App and web page records
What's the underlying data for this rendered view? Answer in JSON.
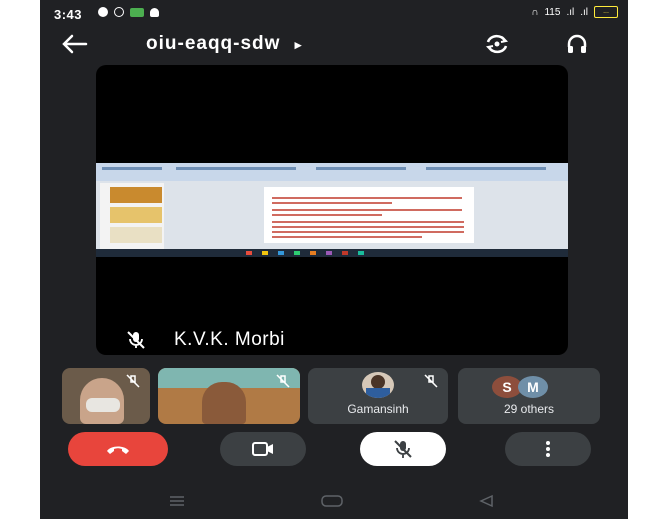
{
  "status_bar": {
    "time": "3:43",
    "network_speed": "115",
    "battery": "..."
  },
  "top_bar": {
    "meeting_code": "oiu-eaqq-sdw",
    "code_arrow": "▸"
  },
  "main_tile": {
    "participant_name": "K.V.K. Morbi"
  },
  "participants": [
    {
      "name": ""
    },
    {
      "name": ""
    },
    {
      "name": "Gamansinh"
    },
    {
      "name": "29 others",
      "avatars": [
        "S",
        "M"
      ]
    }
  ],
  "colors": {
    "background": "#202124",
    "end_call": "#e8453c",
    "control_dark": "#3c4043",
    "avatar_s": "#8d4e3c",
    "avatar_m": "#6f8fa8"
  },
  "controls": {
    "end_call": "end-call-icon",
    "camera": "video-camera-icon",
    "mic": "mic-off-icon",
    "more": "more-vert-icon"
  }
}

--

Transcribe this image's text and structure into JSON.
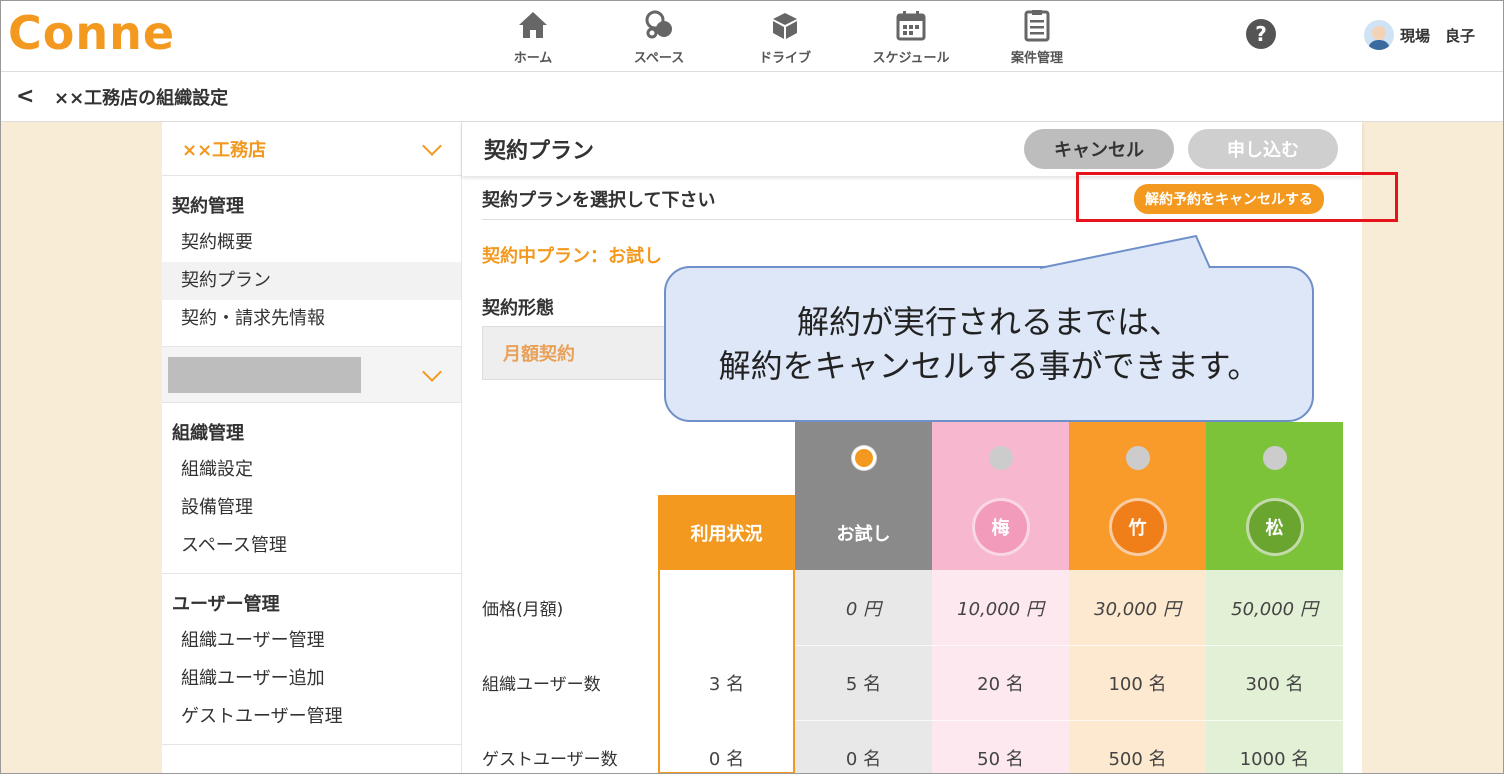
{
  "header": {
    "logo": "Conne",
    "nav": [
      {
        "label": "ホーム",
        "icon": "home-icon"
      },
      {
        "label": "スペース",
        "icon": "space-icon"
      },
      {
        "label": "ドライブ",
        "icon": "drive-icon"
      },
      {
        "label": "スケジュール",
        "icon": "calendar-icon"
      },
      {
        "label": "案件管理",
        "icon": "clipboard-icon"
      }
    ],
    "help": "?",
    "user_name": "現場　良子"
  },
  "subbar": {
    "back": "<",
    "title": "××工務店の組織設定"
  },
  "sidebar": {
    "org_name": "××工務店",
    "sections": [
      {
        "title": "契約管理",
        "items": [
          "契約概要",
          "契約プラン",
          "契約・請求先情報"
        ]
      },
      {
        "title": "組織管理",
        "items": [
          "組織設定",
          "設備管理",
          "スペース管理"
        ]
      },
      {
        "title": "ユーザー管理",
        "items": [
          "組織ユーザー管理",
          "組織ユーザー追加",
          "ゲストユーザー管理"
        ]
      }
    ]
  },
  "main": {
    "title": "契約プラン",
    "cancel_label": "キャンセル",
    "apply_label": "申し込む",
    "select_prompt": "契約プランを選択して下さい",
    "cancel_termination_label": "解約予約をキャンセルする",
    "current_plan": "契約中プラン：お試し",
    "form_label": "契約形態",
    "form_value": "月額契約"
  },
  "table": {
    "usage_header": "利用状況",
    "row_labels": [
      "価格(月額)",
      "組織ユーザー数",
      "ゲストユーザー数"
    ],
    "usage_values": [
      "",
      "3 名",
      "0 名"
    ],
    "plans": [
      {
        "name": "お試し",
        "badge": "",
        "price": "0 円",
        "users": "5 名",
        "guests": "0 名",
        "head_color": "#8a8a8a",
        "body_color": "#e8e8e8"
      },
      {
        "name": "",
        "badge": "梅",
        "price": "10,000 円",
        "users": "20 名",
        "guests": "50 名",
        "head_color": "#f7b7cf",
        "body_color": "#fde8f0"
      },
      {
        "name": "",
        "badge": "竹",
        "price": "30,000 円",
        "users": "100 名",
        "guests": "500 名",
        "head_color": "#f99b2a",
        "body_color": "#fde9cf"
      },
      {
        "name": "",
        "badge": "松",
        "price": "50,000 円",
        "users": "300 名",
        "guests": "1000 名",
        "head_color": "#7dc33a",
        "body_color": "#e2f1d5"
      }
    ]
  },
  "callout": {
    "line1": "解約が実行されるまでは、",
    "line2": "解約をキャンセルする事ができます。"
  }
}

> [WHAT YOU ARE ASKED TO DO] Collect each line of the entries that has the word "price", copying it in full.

> [TASK SOLUTION]
        "price": "0 円",
        "price": "10,000 円",
        "price": "30,000 円",
        "price": "50,000 円",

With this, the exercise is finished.